#Nintendo has unveiled its new console called #Switch, to be released in March 2017, and the internet has gone insane. With the gaming juggernaut somewhat quiet over the past few years, the console reveal was met with great fanfare, even garnering early comparisons to the extremely successful Wii.
As we start building a new hype train for the Switch, one big question remains: Will this new device make Nintendo an active competitor in the console wars once more?
There is no denying that Nintendo did not see the results it expected with the Wii U, both in terms of software and hardware sales. Released in 2012 — a year before Sony's PlayStation 4 and Microsoft's Xbox One hit the market — the console failed to live up to expectations, only shifting an estimated 13 million units; a completely dismal figure when compared to that of the Wii, which moved nearly eight times that amount.
The Switch Will Have Third-Party Support
Despite the Wii U having a strong list of available first-party titles, it lacked third-party developer support, which did affect consumers' decision to purchase the console. Indeed, many of the popular games that are available on PS 4, Xbox One and PC are not available on the #Wii U.
Supposedly, one of the contributing factors for the lack of third-party support was the console's hardware, which was already outdated when it was released to market. Some may argue that this is true of all consoles, but the Wii U was purportedly on the same level as the PlayStation 3 and Xbox 360 in terms of hardware, despite having been released five years later.
Despite the fact that we've been told the Switch will not be released with the aims of competing with the PlayStation 4 Pro and the Xbox Project Scorpio, several third-party developers have pledged their support for the console, which is already a good sign the console will have appeal.
Nintendo: Master Of Innovation
It's also important to note that the focus of Nintendo's products has always been innovation rather than competition. Within the gaming industry, it's been frequently claimed that Nintendo is a company that does its own thing without really paying attention to what its competitors are up to. This has resulted in several instances of hit or miss, best illustrated with the Wii and the Wii U.
The Wii was the first console to make extensive use of motion-sensor gameplay; something that both Sony and Microsoft originally didn't focus on with the PlayStation 3 and Xbox 360. Although the Wii was not as powerful as the PS3 or Xbox 360, the motion-sensor gameplay ensured the console's appeal to a large demographic, which helped it become the most popular console of that generation.
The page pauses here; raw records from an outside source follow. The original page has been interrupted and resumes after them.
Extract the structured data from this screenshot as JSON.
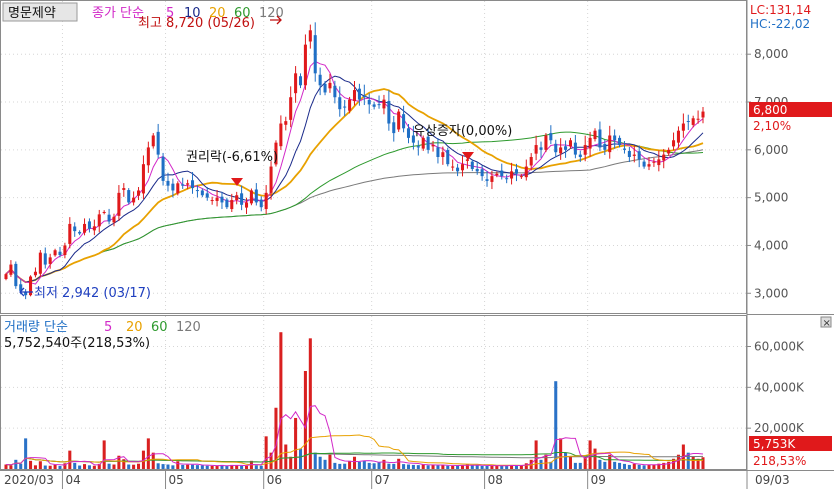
{
  "chart_data": {
    "type": "candlestick",
    "title": "명문제약",
    "price_legend": {
      "label": "종가 단순",
      "periods": [
        "5",
        "10",
        "20",
        "60",
        "120"
      ]
    },
    "volume_legend": {
      "label": "거래량 단순",
      "periods": [
        "5",
        "20",
        "60",
        "120"
      ]
    },
    "colors": {
      "up": "#e0191b",
      "down": "#1f6fc5",
      "ma5": "#d229c8",
      "ma10": "#1a2a8a",
      "ma20": "#e8a100",
      "ma60": "#2e9a2e",
      "ma120": "#7a7a7a",
      "price_tag": "#e0191b",
      "lc": "#e0191b",
      "hc": "#1f6fc5",
      "arrow_blue": "#1f3fbf"
    },
    "x_ticks": [
      "2020/03",
      "04",
      "05",
      "06",
      "07",
      "08",
      "09"
    ],
    "x_end_label": "09/03",
    "y_ticks": [
      "3,000",
      "4,000",
      "5,000",
      "6,000",
      "7,000",
      "8,000"
    ],
    "y_range": [
      2650,
      9050
    ],
    "lc_text": "LC:131,14",
    "hc_text": "HC:-22,02",
    "last_price_text": "6,800",
    "last_change_text": "2,10%",
    "annotations": {
      "high": "최고 8,720 (05/26)",
      "low": "최저 2,942 (03/17)",
      "rights": "권리락(-6,61%)",
      "capital": "유상증자(0,00%)"
    },
    "volume": {
      "y_ticks": [
        "20,000K",
        "40,000K",
        "60,000K"
      ],
      "y_max": 72000,
      "current_text": "5,752,540주(218,53%)",
      "last_volume_text": "5,753K",
      "last_ratio_text": "218,53%"
    },
    "months": [
      {
        "label": "2020/03",
        "count": 12
      },
      {
        "label": "04",
        "count": 21
      },
      {
        "label": "05",
        "count": 20
      },
      {
        "label": "06",
        "count": 22
      },
      {
        "label": "07",
        "count": 23
      },
      {
        "label": "08",
        "count": 21
      },
      {
        "label": "09",
        "count": 3
      }
    ],
    "closes": [
      3400,
      3600,
      3150,
      3050,
      2960,
      3350,
      3450,
      3850,
      3600,
      3750,
      3900,
      3800,
      4000,
      4450,
      4300,
      4250,
      4450,
      4350,
      4400,
      4650,
      4700,
      4500,
      4600,
      5100,
      5200,
      4900,
      5000,
      5150,
      5700,
      6050,
      6300,
      5900,
      5350,
      5250,
      5150,
      5300,
      5250,
      5300,
      5200,
      5150,
      5050,
      5000,
      4950,
      5000,
      4900,
      4800,
      4950,
      5050,
      4850,
      4900,
      5150,
      4900,
      4800,
      5100,
      5650,
      6150,
      6550,
      6600,
      7100,
      7600,
      7350,
      8200,
      8500,
      7600,
      7350,
      7200,
      7400,
      7100,
      6850,
      6900,
      7050,
      7250,
      7050,
      7100,
      6950,
      6900,
      6950,
      7050,
      6550,
      6350,
      6800,
      6450,
      6250,
      6150,
      6050,
      6250,
      6000,
      6100,
      5850,
      5950,
      5700,
      5650,
      5550,
      5700,
      5800,
      5600,
      5550,
      5450,
      5350,
      5450,
      5500,
      5450,
      5400,
      5550,
      5500,
      5450,
      5650,
      5850,
      6100,
      6000,
      6300,
      6200,
      5950,
      6050,
      6000,
      6200,
      5900,
      5850,
      6100,
      6250,
      6400,
      6050,
      6000,
      6300,
      6200,
      6100,
      6000,
      5850,
      5900,
      5800,
      5650,
      5700,
      5750,
      5800,
      5900,
      6000,
      6200,
      6400,
      6550,
      6600,
      6660,
      6650,
      6800
    ],
    "volumes": [
      2200,
      1800,
      4500,
      2600,
      15000,
      4000,
      1800,
      3800,
      1700,
      1600,
      2000,
      1500,
      2800,
      9000,
      3000,
      1700,
      2400,
      1800,
      1600,
      2500,
      14000,
      2600,
      2200,
      6500,
      4800,
      2200,
      2100,
      2600,
      9000,
      15000,
      8000,
      2800,
      2400,
      2200,
      1800,
      3800,
      2000,
      2100,
      2100,
      1900,
      1800,
      1600,
      1500,
      1600,
      2000,
      1500,
      2000,
      1800,
      1600,
      1500,
      4000,
      1800,
      1600,
      16000,
      8000,
      30000,
      67000,
      12000,
      6000,
      25000,
      10000,
      48000,
      64000,
      8000,
      6000,
      4500,
      7000,
      3000,
      2500,
      2600,
      4000,
      6000,
      3500,
      4000,
      3000,
      2800,
      3200,
      4500,
      2600,
      2500,
      5000,
      2400,
      2200,
      2000,
      1900,
      2400,
      1800,
      2000,
      1700,
      1900,
      1600,
      1500,
      1800,
      1900,
      2200,
      1900,
      1800,
      1500,
      1500,
      1700,
      1800,
      1700,
      1500,
      1800,
      1800,
      1800,
      2800,
      4500,
      14000,
      4500,
      7000,
      3500,
      43000,
      15000,
      8000,
      6000,
      3000,
      3000,
      6000,
      14000,
      10000,
      4500,
      3500,
      7000,
      3500,
      3000,
      2500,
      2000,
      2500,
      2000,
      1800,
      2000,
      2000,
      2600,
      3000,
      3500,
      5000,
      7000,
      12000,
      8000,
      6000,
      5000,
      5753
    ]
  }
}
The Wii U also did not attempt to compete with the other consoles within its generation in terms of power, and was the first to introduce a gamepad as a significant part of gameplay. As previously stated, this console was not as successful as Nintendo had hoped it would be.
From our first glimpse of the Switch, it's easy to see that it Nintendo is again attempting something that has not been done before. Switch is a gaming console that doubles as a home-based and portable device; it's controller, the Joy-Con, is a small adaptable controller that will use DS-like cartridges instead of discs.
Is Different A Bad Thing?
It isn't uncommon knowledge that Nintendo is in trouble, financial and otherwise, particularly after the failure of the Wii U. Some might suggest that if a company is in trouble, it would be important to look at what its competitors are doing. But is this really the best course of action?
In an interview regarding the conception of the Wii, legendary Nintendo video game designer Shigeru Miyamoto said:
"Too many powerful consoles can't coexist. It's like having only ferocious dinosaurs. They might fight and hasten their own extinction."
Miyamoto is suggesting that consumers don't always want to see several iterations of the same product, and that this practice isn't healthy for the industry.
It seems that as long as Nintendo has skin in the game, it will keep marching to the beat of its own drum, which is exactly what consumers expect (along with many different Mario and Zelda titles).
Whether the Switch will bring Nintendo back as a worthy competitor in the console wars is yet to be determined. The bottom line is that this new console will not be another PlayStation 4 or Xbox One, and it doesn't aim to be.
Check out the Switch's reveal trailer:
Nintendo Switch will be released in March 2017? Are you excited? Please share in the comments down below.